For organized Dallas, disorganized DC is disconcerting



DAVID TAFFET  |  Senior Staff Writer

The Equality March for Unity and Pride is scheduled for June 11 in Washington, D.C., but information on the march is scarce.

A website recently went online with a list of cities participating with local events. Dallas is not among them, although Fort Worth, Austin and Texarkana are. And a Facebook page has little more information than the date of the event and a post from Key West that the largest Pride flag — one that stretches the full length of Duval Street from the Southernmost Point to Mallory Square — will lead the protest.

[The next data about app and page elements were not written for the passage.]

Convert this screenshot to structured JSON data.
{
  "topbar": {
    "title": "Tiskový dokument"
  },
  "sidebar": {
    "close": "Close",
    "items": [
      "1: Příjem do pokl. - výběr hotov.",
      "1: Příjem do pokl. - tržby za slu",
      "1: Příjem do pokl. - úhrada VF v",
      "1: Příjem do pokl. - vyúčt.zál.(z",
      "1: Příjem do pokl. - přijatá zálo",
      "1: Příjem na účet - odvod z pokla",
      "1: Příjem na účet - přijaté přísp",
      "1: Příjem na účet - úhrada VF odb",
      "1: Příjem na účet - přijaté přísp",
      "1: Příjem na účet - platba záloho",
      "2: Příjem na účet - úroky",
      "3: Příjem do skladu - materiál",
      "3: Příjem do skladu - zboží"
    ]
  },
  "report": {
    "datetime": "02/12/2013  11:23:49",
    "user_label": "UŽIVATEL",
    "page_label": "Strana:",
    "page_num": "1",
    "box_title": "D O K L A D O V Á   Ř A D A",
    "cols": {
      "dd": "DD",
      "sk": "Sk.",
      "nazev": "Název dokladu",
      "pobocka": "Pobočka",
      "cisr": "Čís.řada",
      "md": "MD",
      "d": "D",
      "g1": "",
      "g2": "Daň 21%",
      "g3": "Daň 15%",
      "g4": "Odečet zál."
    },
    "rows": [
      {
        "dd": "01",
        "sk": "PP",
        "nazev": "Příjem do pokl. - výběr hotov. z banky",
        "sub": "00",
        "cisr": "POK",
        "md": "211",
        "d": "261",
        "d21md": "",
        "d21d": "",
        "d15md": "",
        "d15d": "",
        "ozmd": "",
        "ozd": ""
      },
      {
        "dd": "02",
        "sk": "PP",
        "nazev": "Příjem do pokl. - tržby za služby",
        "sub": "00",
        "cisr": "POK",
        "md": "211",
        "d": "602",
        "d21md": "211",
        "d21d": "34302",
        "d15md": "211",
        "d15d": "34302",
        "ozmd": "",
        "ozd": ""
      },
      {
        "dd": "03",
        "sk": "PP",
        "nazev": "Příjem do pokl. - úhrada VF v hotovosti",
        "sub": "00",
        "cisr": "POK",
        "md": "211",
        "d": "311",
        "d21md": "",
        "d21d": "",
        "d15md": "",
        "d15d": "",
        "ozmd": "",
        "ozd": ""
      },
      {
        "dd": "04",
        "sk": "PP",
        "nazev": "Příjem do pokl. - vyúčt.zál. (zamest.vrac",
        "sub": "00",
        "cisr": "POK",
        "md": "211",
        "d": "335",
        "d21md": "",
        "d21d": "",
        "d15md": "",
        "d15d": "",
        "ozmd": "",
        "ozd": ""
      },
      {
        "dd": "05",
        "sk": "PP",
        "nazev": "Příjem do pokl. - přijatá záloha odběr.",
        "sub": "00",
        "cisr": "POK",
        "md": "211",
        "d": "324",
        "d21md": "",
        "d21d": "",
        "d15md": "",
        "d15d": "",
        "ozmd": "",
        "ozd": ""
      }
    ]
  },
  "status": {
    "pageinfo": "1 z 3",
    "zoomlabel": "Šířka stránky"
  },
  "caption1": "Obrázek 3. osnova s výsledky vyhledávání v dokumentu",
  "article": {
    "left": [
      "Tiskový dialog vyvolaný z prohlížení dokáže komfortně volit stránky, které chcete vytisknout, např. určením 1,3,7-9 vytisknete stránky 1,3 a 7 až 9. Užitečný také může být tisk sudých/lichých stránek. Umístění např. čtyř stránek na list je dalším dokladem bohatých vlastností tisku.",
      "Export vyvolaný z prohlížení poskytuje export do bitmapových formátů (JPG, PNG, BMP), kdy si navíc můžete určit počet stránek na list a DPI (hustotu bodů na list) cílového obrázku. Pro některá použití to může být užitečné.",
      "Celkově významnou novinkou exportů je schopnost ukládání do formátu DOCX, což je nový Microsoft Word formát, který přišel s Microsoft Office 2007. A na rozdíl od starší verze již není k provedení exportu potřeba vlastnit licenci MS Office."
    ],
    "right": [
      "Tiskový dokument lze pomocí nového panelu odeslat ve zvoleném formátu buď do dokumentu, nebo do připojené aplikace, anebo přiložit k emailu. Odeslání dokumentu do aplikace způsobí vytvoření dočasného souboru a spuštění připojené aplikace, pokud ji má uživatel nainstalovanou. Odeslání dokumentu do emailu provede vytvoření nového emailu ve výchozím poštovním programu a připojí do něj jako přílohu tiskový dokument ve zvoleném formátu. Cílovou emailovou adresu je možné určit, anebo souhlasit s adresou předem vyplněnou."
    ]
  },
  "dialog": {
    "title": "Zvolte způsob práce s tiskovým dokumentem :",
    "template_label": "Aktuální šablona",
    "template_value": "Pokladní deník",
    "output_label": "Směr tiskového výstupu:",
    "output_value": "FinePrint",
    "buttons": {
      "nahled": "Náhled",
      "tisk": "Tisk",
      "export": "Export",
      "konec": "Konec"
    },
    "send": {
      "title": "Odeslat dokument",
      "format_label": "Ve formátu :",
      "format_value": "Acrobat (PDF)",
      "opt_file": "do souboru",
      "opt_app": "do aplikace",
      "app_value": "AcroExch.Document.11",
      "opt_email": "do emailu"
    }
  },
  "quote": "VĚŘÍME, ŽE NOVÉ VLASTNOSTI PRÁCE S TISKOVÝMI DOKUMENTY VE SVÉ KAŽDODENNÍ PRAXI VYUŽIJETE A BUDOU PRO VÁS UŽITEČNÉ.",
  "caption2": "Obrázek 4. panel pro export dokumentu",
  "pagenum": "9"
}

The Washington Blade, the D.C.-based LGBT newspaper, reported in April that a “diverse” group of leaders — mostly from D.C. and the northeast — has been named for event, and that organizers had applied for the necessary permits. However the newspaper at that time was still questioning whether the march would actually happen.

Since then, Dale Holdman, owner of Outlines on Cedar Springs Road, has begun organizing to get North Texans to attend the march. He has ordered T-shirts, and is urging North Texans participating in the march to meet at the Hilton Garden Inn Washington D.C. Downtown, 815 14th St. N.W., several blocks from the Mall.

Holdman said the shirts are available at his store, but he is encouraging people who attend to just be prideful.

“It should be a fun weekend,” he said, pointing out that Saturday, June 10, is the D.C. Pride celebration, so even if the march is small, the weekend should still be fun.

Capital Pride Festival takes place on Pennsylvania Avenue, N.W. between 3rd and 7th streets ,near the Capitol. The D.C. Pride parade begins at Dupont Circle and travels to 14th and R Street N.W.

Those who can’t travel all the way to Washington, D.C., to march in June do have some closer options.

Austin is planning a local march to coincide with the national event. Sponsored by Austin Pride and Queer Rights ATX, the event is scheduled from noon-4 p.m. on June 11 at the Texas Capitol.

Fort Worth is also planning a march that day, from 11 a.m.-noon. Participants should meet at the Tarrant County Courthouse, 100 E. Weatherford St. in downtown Fort Worth.

Perhaps the most surprising Texas event is set in Texarkana and sponsored by Equality Texarkana. A Facebook event page says participants should meet at 12:30 p.m. at the corner of Laurel and Broad streets. That’s a few blocks across the Arkansas line. The march will end at the downtown Post Office, which straddles the state line, with a gathering and speeches.
Planners expect a three-hour march and rally.

Lawna Jocqui, mistress of events for the DFW Sisters of Perpetual Indulgence, is planning to attend the march in Washington. She called it an opportunity to “come together to stand up, face-to-face with an administration.”

“The Women’s March in January had many goals and helped to be an icebreaker for other mass marches in our nation’s capital,” Jocqui said. “It really opened doors for the rest of us to follow behind them.”

He points out that Mike Pence was a vocal opponent of LGBT rights in Indiana when he was in office.

“If we choose not to march in D.C. or in the cities and state capitals, we’re saying that our history didn’t matter,” he said.

This article appeared in the Dallas Voice print edition May 19, 2017.